  9. Sam Haysom says

    No it presumes that Karlin is completely uninterested in the truth or fiction of global warming. Higher truth like the Russians used to talk about back when Putin’s old pay masters were running the show. I suggest getting a little madder at Russians for sucking and less mad at me for gently pointing it out.

  10. So your comment amounts to “1+1=3. Additionally, 1+1=2.” You are an idiot child.

  11. Mr Karlin:

    I guess we Wisconinites missed that temperature spike.

  12. And I guess we Californians did not miss the spike. Don’t confuse weather and climate.

  13. I’m old enough to remember ‘global cooling’. It was a very big deal not long ago. It was also a scientifically-based theory. In fact, global cooling (GC) is still likely, if not inevitable.

    I wrote studied and wrote about GC as a journalism undergraduate at CU Boulder in the 70s. Strangely, all the data that all the experts were touting at the time (and I interviewed some of the big shots) has either disappeared or been altered.

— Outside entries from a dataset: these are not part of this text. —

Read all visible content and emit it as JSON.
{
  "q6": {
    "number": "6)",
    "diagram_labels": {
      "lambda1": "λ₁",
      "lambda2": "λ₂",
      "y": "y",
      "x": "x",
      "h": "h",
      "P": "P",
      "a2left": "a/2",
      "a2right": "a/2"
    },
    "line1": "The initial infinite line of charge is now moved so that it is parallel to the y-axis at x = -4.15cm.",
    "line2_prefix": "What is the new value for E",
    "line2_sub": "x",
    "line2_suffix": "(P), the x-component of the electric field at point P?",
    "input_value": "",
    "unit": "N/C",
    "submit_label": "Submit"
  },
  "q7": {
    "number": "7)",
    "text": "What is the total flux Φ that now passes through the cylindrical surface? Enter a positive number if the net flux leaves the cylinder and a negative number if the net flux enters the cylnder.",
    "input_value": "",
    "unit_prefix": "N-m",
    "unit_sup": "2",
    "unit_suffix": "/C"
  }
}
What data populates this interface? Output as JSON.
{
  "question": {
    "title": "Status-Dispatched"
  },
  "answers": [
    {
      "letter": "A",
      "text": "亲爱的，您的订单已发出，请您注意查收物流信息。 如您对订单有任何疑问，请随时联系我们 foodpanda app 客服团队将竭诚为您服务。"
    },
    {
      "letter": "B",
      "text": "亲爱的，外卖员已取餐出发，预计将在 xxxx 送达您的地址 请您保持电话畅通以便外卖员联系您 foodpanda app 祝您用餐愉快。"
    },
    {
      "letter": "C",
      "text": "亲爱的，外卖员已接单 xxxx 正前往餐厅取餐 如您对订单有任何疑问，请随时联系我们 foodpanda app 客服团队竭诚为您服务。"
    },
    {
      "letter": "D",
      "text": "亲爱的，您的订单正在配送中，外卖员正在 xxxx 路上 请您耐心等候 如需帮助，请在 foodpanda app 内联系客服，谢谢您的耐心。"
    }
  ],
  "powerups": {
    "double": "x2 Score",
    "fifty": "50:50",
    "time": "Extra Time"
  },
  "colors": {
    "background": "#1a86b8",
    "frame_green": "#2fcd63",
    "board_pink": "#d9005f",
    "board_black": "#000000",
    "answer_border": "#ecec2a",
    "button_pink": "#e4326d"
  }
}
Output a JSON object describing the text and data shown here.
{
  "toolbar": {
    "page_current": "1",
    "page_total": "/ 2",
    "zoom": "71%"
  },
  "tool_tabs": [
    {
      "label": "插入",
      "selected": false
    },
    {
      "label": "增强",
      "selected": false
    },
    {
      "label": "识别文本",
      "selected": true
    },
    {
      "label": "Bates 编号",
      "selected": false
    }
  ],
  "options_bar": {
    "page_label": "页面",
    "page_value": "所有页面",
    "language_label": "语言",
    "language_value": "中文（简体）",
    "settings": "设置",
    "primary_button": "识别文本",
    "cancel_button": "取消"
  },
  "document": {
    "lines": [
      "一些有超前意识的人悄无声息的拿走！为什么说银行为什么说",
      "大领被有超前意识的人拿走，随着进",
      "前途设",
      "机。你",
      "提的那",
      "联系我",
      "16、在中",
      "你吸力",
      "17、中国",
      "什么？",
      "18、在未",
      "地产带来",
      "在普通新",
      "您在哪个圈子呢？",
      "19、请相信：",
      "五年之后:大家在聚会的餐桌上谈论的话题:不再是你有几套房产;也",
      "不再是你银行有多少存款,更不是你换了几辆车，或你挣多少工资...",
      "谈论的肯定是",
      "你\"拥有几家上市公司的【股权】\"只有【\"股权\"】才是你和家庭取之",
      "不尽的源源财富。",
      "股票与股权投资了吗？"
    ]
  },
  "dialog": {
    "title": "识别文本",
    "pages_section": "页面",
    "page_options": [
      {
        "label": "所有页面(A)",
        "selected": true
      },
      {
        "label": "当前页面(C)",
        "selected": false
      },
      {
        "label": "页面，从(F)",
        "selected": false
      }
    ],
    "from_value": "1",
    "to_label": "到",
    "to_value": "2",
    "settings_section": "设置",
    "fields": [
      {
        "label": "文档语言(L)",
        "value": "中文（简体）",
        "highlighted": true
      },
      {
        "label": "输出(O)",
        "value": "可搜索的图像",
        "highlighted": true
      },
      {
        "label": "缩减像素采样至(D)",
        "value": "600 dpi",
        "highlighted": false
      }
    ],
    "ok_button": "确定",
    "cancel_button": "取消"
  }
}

Or so it would seem. Mr. Karlin’s weather chart, for instance, doesn’t even show it. Strange. Yet there it was: Global Cooling. The threat. It was real. It was ominous. The media told us so.

    GC was on Newsweek’s cover. It was on Time’s cover. It was on Page One of the NY Times. ‘Average Global Temperatures Continue to Fall’. Worrisome! I was there. I witnessed it. Not the cooling–which was imperceptible. The headlines.

    The measurable phenomena of GC allegedly began after WWII and continued until the late 70s. Then the ‘greenhouse effect’ (global warming) became the new boogeyman and GC allegedly stopped. So government funds and studies were shifted elsewhere.

    One thing is for certain: our planet’s climate apparently changes continuously. If so, then this is surely due to natural forces since we humans haven’t been around that long. And there’s data in the fossil record that shows enormous change. Even ice core samples and tree ring studies speak to profound climatological changes over the past 250,000 years.

    Why the dramatic shifts?

    Nobody knows for certain. But it doesn’t involve SUVs.

    For instance, over the past one million years, we’ve had eight ‘glacial periods’ on earth. Presently, we’re basking in a mild ‘interglacial period’. So be prepared: the next ice age is right around the corner (give or take a thousand years). But when it happens, most of humanity is doomed. Food production will crater.

    As for climate, only 12,000 years ago, humans could walk from Siberia to Alaska because so much water was locked into glaciers and ice sheets (and the oceans were so much lower). America’s upper Midwest was under hundreds of feet of ice. Then the global climate rapidly warmed. Modern humans began to cover the earth. Human numbers soared.

    What’s next? Got me.

    In the meantime, please be skeptical of those who pretend to know the future. Sometimes they are mistaken.

  14. Warming is perceptible.
    How global it is?
    Let’s assume it’s global, and that it is long-term steady.

    Only last year, climate scientists have published hundreds of peer reviewed papers that conclude against human-made global warming:

    Let us generously accept the following thesis: Those papers just show that the peer-reviewed process is often broken, (the scientific community is somewhat in shambles), many climate experts are pretty stupid or lack a firm grip of their field of expertise … and, at the root of that, regarding physical sciences, the process of higher education is in serious trouble.

    What bothers me is the virtual absence of discussion of that problem, at least in public.

    It is rather silly to try to get a precise view of the natural processes if the institutional ‘glasses’ through which you’re looking are corrupt, and you ignore that corruption. Whether you assume AGW is established or not, either way points to a high-level corruption that has to be the concern no. 1.

  15. WorkingClass says

    Well yeah. The surface of the planet is getting warmer. We humans are not too stupid to do anything about it but we are too stupid to come together as a species which is what is required. Here in the states I expect we will soon change the thermometers.